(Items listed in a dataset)

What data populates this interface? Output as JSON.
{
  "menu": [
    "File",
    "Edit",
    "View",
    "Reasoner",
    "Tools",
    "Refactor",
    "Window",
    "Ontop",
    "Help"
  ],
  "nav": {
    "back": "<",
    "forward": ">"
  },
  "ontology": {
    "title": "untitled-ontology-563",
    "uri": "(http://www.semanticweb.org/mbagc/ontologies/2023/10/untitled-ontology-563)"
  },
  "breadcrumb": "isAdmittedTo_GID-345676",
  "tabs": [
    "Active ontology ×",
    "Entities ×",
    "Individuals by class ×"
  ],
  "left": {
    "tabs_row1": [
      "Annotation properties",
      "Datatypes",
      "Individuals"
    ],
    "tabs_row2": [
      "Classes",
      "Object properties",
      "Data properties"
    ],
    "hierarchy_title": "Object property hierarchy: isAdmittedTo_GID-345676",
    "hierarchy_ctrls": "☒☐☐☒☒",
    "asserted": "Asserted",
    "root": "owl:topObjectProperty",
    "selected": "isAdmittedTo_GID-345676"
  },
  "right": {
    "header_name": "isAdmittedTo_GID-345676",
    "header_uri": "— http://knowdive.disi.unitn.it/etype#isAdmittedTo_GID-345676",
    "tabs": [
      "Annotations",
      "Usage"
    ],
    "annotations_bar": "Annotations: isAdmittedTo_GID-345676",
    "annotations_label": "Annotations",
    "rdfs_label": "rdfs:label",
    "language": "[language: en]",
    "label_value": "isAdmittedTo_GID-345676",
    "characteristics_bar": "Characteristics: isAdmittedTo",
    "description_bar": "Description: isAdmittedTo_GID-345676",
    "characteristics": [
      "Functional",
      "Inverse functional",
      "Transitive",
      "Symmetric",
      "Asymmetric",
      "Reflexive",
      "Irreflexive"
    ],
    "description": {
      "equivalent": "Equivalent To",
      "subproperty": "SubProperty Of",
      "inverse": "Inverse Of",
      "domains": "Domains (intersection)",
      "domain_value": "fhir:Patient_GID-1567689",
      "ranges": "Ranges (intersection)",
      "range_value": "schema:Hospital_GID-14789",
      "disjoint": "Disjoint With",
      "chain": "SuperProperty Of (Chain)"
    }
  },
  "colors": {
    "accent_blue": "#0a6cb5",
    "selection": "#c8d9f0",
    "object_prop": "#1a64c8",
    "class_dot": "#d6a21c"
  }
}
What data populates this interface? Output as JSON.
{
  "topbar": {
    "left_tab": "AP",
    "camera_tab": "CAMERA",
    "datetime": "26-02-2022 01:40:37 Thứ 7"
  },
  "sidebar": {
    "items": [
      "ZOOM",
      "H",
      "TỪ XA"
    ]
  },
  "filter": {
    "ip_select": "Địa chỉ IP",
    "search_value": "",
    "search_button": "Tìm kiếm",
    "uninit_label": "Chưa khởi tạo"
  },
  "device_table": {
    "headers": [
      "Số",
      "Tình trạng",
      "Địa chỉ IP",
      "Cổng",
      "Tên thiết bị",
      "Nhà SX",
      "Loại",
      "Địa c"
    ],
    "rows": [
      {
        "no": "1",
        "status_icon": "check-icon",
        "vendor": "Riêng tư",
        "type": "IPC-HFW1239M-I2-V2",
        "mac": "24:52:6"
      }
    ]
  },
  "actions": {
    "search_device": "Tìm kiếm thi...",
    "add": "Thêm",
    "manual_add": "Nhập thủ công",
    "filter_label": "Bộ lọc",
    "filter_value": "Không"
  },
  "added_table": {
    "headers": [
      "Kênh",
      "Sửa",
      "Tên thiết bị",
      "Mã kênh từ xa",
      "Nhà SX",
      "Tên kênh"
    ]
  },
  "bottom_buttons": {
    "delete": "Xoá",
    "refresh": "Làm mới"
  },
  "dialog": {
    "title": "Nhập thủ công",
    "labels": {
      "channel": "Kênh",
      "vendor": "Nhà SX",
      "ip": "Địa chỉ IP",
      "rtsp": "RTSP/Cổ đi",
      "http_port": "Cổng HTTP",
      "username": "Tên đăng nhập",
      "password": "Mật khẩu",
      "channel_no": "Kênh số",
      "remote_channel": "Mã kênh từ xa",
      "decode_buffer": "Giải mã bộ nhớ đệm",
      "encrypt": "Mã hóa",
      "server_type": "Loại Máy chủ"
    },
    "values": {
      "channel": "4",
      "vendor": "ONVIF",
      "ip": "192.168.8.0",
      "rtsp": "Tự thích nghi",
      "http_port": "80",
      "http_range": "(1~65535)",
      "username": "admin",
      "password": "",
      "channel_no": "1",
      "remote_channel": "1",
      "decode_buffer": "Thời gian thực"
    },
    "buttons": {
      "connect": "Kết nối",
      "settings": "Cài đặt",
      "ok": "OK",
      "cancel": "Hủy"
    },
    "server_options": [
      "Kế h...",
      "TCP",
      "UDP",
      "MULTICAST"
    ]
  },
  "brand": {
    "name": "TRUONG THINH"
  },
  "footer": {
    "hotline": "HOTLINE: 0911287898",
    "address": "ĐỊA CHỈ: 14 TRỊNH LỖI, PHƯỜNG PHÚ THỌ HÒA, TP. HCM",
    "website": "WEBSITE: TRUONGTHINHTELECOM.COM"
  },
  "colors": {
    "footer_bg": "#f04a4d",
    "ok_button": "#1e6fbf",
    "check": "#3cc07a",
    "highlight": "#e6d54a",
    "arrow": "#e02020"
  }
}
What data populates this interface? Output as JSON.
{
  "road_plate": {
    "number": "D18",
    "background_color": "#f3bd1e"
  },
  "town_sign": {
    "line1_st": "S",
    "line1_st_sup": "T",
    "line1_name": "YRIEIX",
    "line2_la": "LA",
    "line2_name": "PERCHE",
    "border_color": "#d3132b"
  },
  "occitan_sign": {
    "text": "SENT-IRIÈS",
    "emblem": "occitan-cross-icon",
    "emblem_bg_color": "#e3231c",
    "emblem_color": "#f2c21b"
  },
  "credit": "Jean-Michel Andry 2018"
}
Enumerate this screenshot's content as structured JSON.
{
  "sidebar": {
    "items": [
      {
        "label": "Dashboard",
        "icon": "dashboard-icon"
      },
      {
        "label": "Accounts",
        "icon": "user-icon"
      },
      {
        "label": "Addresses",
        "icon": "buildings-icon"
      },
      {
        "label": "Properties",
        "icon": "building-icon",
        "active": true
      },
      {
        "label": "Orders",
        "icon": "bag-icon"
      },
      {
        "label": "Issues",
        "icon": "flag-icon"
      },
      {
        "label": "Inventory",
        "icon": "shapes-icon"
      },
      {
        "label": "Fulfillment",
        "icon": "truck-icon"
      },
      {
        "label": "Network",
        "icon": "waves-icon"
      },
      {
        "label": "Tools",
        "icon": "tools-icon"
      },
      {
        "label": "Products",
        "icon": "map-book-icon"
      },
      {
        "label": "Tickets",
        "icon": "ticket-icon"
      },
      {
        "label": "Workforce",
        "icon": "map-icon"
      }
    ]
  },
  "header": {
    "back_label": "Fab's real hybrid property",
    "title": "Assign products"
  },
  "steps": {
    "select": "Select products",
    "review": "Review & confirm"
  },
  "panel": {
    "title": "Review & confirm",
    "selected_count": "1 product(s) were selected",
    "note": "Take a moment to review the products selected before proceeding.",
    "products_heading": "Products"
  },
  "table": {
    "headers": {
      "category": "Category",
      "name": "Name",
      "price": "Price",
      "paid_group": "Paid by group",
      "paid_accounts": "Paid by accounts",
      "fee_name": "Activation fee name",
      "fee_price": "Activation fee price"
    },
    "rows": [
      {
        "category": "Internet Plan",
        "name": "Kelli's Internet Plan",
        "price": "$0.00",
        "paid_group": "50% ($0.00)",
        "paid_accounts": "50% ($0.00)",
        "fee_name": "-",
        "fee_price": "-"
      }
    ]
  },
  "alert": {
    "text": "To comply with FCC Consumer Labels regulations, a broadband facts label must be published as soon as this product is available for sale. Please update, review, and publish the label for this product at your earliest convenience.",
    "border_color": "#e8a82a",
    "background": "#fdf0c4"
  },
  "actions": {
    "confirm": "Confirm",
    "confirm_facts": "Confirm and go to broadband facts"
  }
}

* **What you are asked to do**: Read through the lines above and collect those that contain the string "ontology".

* **Result of this task**:
  "ontology": {
    "title": "untitled-ontology-563",
    "uri": "(http://www.semanticweb.org/mbagc/ontologies/2023/10/untitled-ontology-563)"
    "Active ontology ×",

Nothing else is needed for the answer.